APS twin turbo 350Z


APS Twin Turbo 350Z
Once the turbos, exhaust manifolds and turbo piping are mounted to the engine it is ready to go back in the car with the transmission. The radiator, core support and steering shaft are buttoned back up and the massive FMIC is bolted into place. Once the turbo compressor piping is connected to the inlet side of the FMIC and the FMIC outlet joined to the intake piping with 3-inch silicone hose, the front bumper and bumper support brace can be re-installed. APS designed the FMIC to fit with the front bumper support brace, maintaining full OEM front impact protection features. Flexible ducting connects the two cold air intake filters to the turbo intake piping and the supplied brackets ensure that they maintain their intended location underneath the headlights. Finally, the stock transmission cooler is relocated to the front bumper support brace to make room for the passenger side intake.


More air plus more fuel equals more power. In order to compensate for massive amounts of extra air supplied by the twin Garrett turbos, more fuel is required. After removing the upper and lower intake plenum the stock injectors can be easily replaced with the drop-in quad orifice directional pattern injectors supplied in the APS Twin Turbo kit. These injectors flow 500 cc at 4.0 Bar (58 psi) differential fuel pressure and each of these are capable of sustaining 100 horsepower (flywheel) while maintaining a 12.0:1 airfuel ratio. That's enough fuel for 600 flywheel horsepower!

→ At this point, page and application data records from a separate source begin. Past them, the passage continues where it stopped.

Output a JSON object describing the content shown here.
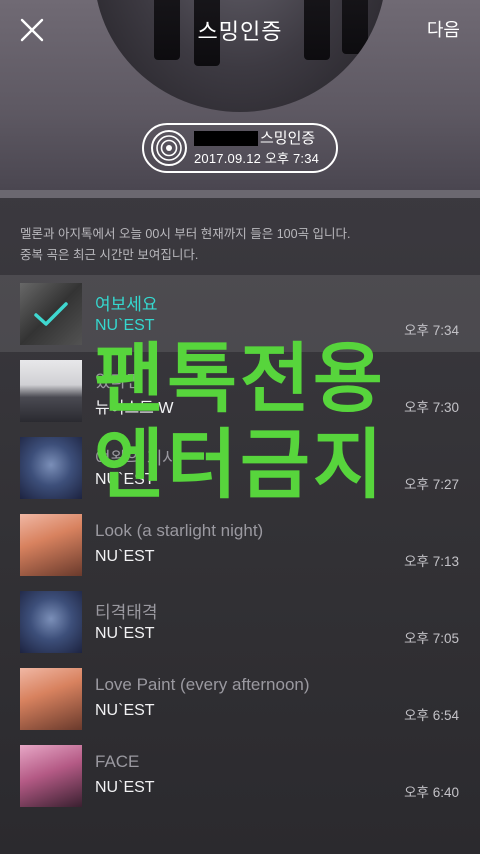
{
  "header": {
    "title": "스밍인증",
    "next_label": "다음",
    "close_icon": "close-icon"
  },
  "badge": {
    "title_suffix": "스밍인증",
    "datetime": "2017.09.12 오후 7:34",
    "icon": "vinyl-disc-icon"
  },
  "notice": {
    "line1": "멜론과 아지톡에서 오늘 00시 부터 현재까지 들은 100곡 입니다.",
    "line2": "중복 곡은 최근 시간만 보여집니다."
  },
  "songs": [
    {
      "title": "여보세요",
      "artist": "NU`EST",
      "time": "오후 7:34",
      "selected": true
    },
    {
      "title": "있다면",
      "artist": "뉴이스트 W",
      "time": "오후 7:30",
      "selected": false
    },
    {
      "title": "여왕의 기사",
      "artist": "NU`EST",
      "time": "오후 7:27",
      "selected": false
    },
    {
      "title": "Look (a starlight night)",
      "artist": "NU`EST",
      "time": "오후 7:13",
      "selected": false
    },
    {
      "title": "티격태격",
      "artist": "NU`EST",
      "time": "오후 7:05",
      "selected": false
    },
    {
      "title": "Love Paint (every afternoon)",
      "artist": "NU`EST",
      "time": "오후 6:54",
      "selected": false
    },
    {
      "title": "FACE",
      "artist": "NU`EST",
      "time": "오후 6:40",
      "selected": false
    }
  ],
  "watermark": {
    "line1": "팬톡전용",
    "line2": "엔터금지",
    "color": "#57d53c"
  },
  "colors": {
    "accent": "#35d8cf",
    "check": "#3fd8d0"
  }
}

Differential pressure is the critical yardstick when discussing injectors in forced induction applications. As boost pressure increases inside the inlet manifold where the injectors are situated (lower half of the intake manifold the fuel rail pressure must also increase proportionally in order to maintain a constant pressure difference across the injector orifice. This is called a constant differential pressure fuel system. Less sophisticated fuel systems may not employ a constant differential pressure fuel supply. These are called constant fuel pressure systems and were only ever intended for naturally aspirated applications. APS supplies an advanced injector-wiring loom in the upgraded fuel system in order to avoid cutting and soldering of the original injector looms.

The stock fuel pump assembly is located behind the passenger seat and removed for slight modification. In order to ensure precise fuel pressure delivery at high horsepower levels, a 4.0 Bar fuel pressure regulator replaces the stock 3.5 Bar unit. A vacuum line is run from the engine bay to the APS fuel pressure regulator which is vacuum/pressure referenced to the engine's intake manifold. The regulator is then mounted on the outside of the stock fuel pump/sender unit – and housed in a custom high flow housing assembly. In this way, fuel pressure across each injector orifice is maintained at a constant level regardless of the turbocharger boost pressure level - a configuration found in the world's best turbocharged production engines. The restriction caused by the stock 3.5 Bar regulator is removed completely and a new custom replacement plug is included to facilitate this. The APS custom high flow regulator housing is safely bracketed on the top of the stock fuel pump/sending unit and therefore no cutting of the stock sheetmetal is required.


If left alone the stock ECU would not know what to do with all the extra air and fuel available to it. In order to put the extra fuel and air to use, APS enlisted Unichip of North America to handle fuel and ignition timing. The Unichip piggyback module is a solid-state computer about the size of an MP3 player that comes pre-programmed with an 8.5 PSI map claimed to be good for 400+ rwhp. By including a plug-and play adaptor to the stock wiring harness, the APS kit eliminates the need or splicing into the stock harness associated with many piggy back engine management solutions.

One item of interest is that the end user cannot tune the Unichip piggy back module and it can only be tuned by a certified Unichip tuner. While this may frustrate the hobby tuners out there, it is undoubtedly safer for the average enthusiast to seek the services of a trained professional tuner when attempting to adjust the fuel and timing maps.


Wow. This is what I wanted the 350Z to be from Nissan, a linear improvement on the Z32TT. With a 120 rwhp bump in power and a 122Ib-ft gain in torque, the already torquey VQ35 supplies power on demand throughout the RPM band. At 3500 rpm there are 60lb-ft more torque than stock and 100 more at 4000 RPM.

Unlike the Z32 there is little if any delay in throttle response or "turbo lag", the power is just there whenever you want it! The only downfall with all this new torque is that a heavy foot will produce gobs of wheel spin and smoky burnouts off the line. Even having Volk SF Challenges wrapped with super sticky 275/35YR19 Michelin Pilot Sport PS2s, wheel spin through first, second and into third requires nothing more than a 2500 rpm clutch dump.

From a roll the extra power kicks in quickly and the 350Z really stretches its legs without gasping for air like it did in stock form. I took the car to the drag strip and the APS TT kit paired with Mickey Thompson ET Street Drag Radials produced a 12.44 with bracket-winning consistency at the NOPIX-Box event in Alabama.

There's not much more to say about the APS Twin Turbo kit other than you have to experience the thrill ride yourself!